The subject being important, we quote from the amending act the sections governing the discount rate: - Gesetz, betreffend die Abänderung des Bankgesetzes vom 14. März 1875; vom 7. Juni 1899, Artikel 7, S. 1. The private note-issuing banks are bound by Artikel 7, S. 2, after the 1st of January 1901: - "(1) Not to discount below the rate published in S. 15 of the bank law, so long as this rate attains or exceeds 4%, and (2) moreover, not to discount at more than &FRAC14;% below the Reichsbank rate, published in S. 15 of the bank law, or in case the Reichsbank itself discounts at a lower rate, not to discount at more than ⅛% below that rate."

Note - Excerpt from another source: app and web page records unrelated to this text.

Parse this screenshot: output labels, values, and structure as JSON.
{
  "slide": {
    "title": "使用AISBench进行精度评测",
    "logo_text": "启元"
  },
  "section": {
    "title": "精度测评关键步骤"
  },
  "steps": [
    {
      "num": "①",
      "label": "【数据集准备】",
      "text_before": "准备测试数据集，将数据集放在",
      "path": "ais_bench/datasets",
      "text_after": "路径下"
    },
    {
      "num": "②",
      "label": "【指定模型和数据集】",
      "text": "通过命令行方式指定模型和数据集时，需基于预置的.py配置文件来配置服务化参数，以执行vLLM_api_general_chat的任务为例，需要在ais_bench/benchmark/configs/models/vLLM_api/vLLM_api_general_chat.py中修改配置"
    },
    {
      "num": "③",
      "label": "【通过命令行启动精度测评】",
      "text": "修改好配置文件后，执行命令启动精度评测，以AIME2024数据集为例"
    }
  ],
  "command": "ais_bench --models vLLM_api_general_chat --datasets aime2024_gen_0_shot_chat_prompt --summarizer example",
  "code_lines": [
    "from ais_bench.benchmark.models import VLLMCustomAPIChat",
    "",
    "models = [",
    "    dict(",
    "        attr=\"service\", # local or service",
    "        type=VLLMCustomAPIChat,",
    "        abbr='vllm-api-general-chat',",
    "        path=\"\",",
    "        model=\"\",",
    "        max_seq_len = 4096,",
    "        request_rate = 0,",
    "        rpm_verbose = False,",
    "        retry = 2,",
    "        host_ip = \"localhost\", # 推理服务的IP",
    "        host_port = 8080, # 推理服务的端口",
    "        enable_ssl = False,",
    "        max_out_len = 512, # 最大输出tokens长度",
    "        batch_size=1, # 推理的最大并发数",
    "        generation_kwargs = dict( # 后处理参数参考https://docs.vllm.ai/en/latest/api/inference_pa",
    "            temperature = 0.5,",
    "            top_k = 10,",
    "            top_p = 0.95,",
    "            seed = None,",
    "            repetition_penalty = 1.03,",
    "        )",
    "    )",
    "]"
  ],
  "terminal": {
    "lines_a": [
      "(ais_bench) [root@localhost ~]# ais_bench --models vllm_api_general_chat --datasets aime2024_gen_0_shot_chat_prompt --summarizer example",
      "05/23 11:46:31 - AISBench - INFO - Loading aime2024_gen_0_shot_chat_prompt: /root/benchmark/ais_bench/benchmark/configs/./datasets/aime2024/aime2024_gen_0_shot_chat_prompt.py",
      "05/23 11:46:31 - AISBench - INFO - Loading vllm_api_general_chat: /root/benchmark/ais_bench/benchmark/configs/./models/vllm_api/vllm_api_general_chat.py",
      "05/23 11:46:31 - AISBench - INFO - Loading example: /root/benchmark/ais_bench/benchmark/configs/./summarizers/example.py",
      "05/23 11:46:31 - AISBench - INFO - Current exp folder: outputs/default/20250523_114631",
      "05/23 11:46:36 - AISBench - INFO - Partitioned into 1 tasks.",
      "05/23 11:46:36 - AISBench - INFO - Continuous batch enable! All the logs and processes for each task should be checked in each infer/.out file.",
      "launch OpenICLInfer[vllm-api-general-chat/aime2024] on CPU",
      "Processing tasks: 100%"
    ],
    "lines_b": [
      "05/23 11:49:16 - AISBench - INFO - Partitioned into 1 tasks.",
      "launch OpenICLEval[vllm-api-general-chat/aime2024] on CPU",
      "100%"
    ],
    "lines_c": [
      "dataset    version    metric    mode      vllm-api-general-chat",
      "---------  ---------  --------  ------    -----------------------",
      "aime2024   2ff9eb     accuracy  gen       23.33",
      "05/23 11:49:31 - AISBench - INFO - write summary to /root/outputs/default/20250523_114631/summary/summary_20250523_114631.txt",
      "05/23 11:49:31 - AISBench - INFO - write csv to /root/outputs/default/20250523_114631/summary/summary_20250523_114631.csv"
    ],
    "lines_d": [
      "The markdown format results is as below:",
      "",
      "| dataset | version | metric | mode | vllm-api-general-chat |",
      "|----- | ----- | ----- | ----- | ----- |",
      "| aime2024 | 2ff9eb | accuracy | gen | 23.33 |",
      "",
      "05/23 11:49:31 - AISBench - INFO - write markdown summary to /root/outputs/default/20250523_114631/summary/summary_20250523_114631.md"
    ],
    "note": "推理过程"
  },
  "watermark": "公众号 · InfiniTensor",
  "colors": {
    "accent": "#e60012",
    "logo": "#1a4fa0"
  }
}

It remains to be seen whether the note-issuing banks will find these conditions too onerous, and rather than be bound by them will give up their right of issuing notes. The object of the enactment is apparently to protect the specie reserve of the Reichsbank, but it may be doubted whether, considering the importance of the other banks of Germany - none of which is bound by similar conditions - relatively to the note-issuing banks, the restrictions put on the note-issuing banks will have any practical effect.
Since 1870 banking has made immense progress in Germany, but it may be some time before the habit of making payments by cheque instead of specie or notes becomes general.
Parliamentary Papers: Report, together with Minutes of Evidence and Accounts, from the Select Committee on the High Price of Gold Bullion, House of Commons, 8th of June 1810; Reports, Committee of Secrecy on Bank of England Charter, House of Commons, 1832; Select Committee on Banks of Issue, House of Commons, 1840; First and Second Reports, Select Committee on Banks of Issue, House of Commons, 1841; First and Second Reports, Secret Committee on Commercial Distress, House of Commons, 1848; Report, Select Committee on Bank Acts, House of Commons, 1857; Report, Select Committee on Bank Acts, House of Commons, 1858; Report, Select Committee on Banks of Issue, House of Commons, 1875; Report from Secret Committee of the House of Lords on the Causes of the Distress which has for some time prevailed among the Commercial Classes, and how far it had been affected by the Laws for regulating the Issue of Bank Notes payable on demand, session 1847-1848; Analysis of the Minutes of Evidence taken before the Select Committee of the House of Commons on Banks of Issue, 1875, with a selection from the evidence, by R. H. Inglis Palgrave, London, 1876 (printed for private circulation).